- **Exercise aim**
Exactly the lines from the line with "Serialize everything readable" through the final line of the records below, both ends included, are to be set down. Do not include pictures.
═══ Dataset extract
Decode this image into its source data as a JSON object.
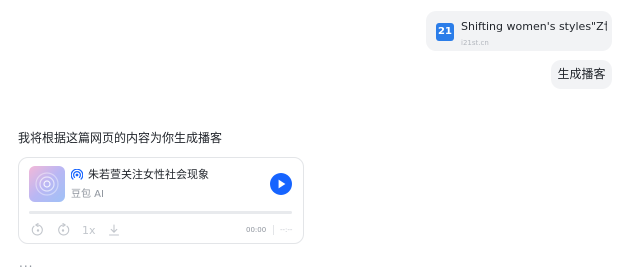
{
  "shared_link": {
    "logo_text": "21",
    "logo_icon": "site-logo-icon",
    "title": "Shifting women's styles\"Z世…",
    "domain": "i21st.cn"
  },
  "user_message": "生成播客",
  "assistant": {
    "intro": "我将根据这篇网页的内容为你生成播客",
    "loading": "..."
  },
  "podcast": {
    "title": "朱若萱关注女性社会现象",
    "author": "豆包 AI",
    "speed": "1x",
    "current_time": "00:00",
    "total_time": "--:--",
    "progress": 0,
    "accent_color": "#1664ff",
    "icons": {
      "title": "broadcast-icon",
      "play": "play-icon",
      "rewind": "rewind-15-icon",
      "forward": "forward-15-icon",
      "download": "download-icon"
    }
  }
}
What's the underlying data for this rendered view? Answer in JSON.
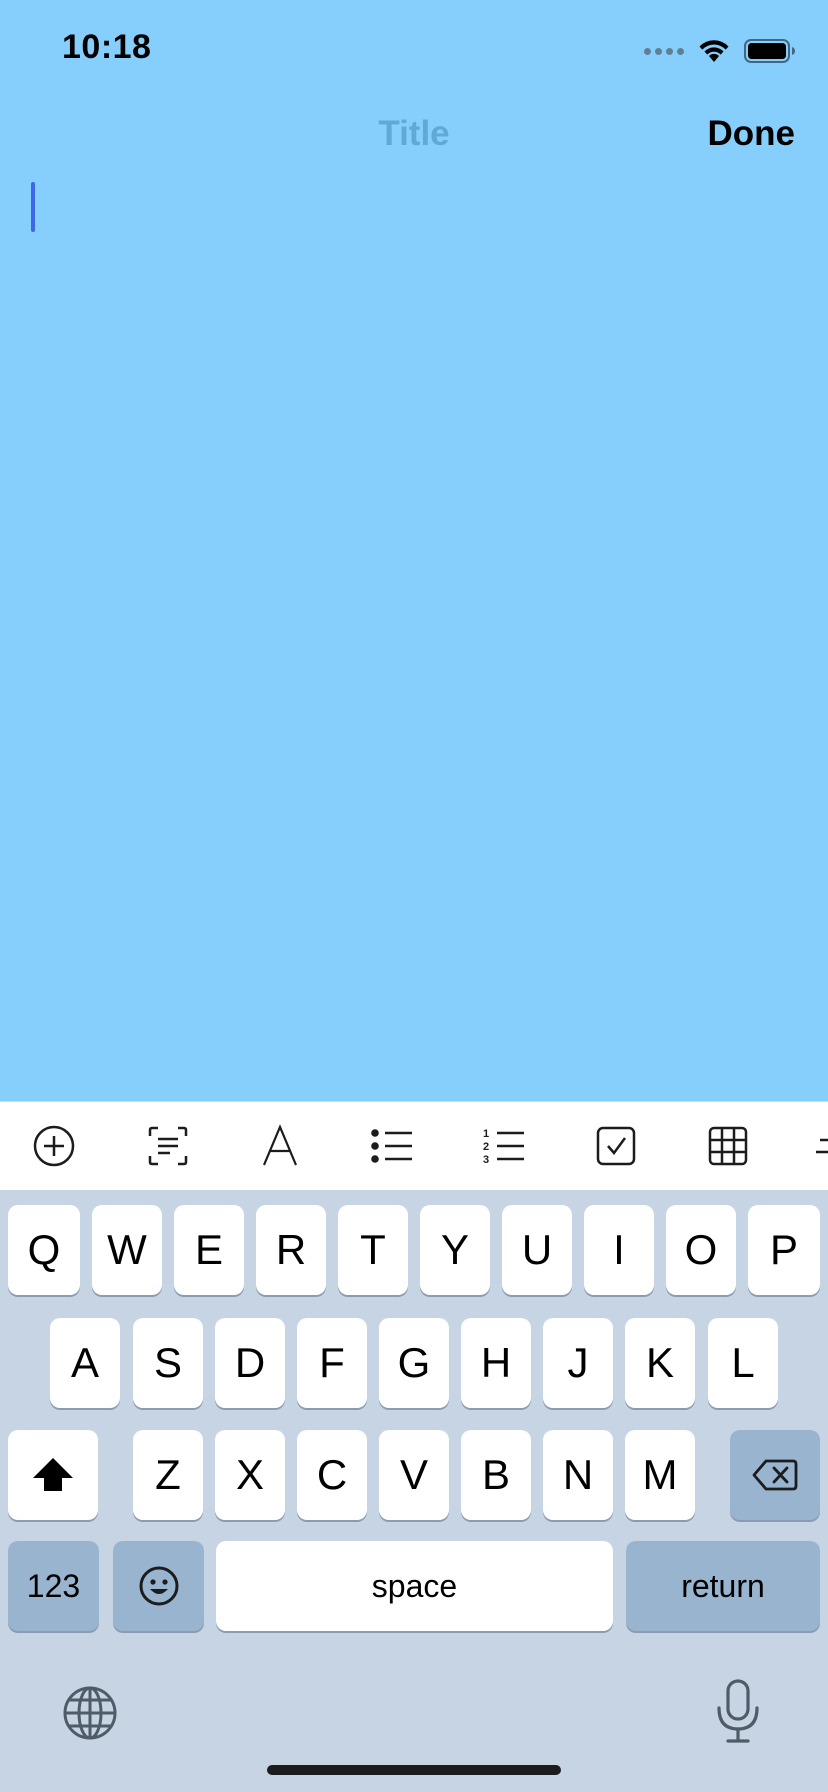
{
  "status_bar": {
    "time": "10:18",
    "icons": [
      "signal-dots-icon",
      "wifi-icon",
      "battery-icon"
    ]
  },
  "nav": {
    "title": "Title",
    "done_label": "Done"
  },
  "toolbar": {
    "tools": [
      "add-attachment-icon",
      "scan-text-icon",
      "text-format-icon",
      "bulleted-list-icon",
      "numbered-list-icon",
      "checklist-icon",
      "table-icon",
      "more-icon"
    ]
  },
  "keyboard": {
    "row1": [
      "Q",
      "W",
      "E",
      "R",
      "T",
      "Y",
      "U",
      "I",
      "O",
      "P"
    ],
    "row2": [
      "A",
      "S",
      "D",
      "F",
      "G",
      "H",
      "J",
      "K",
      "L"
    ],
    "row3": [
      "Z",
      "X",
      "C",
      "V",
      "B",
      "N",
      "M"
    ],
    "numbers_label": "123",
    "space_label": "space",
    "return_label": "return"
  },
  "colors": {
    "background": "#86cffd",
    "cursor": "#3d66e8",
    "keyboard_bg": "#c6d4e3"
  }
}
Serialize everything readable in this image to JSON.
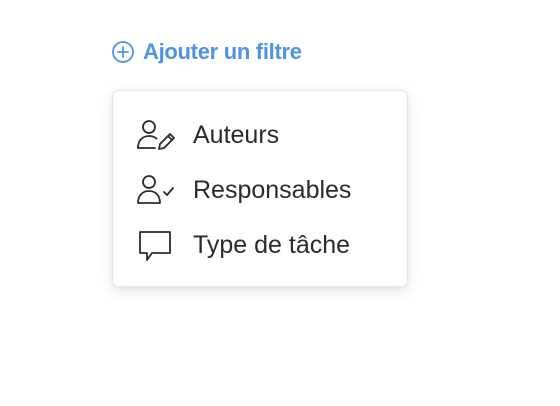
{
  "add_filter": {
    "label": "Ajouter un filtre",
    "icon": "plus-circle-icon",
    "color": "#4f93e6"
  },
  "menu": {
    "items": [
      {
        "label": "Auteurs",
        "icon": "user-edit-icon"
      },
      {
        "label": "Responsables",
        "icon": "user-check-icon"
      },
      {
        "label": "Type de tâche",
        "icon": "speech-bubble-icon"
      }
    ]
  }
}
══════
- **Result of this task**
Serialize everything readable in this image to JSON.
{
  "add_filter": {
    "label": "Ajouter un filtre",
    "icon": "plus-circle-icon",
    "color": "#4f93e6"
  },
  "menu": {
    "items": [
      {
        "label": "Auteurs",
        "icon": "user-edit-icon"
      },
      {
        "label": "Responsables",
        "icon": "user-check-icon"
      },
      {
        "label": "Type de tâche",
        "icon": "speech-bubble-icon"
      }
    ]
  }
}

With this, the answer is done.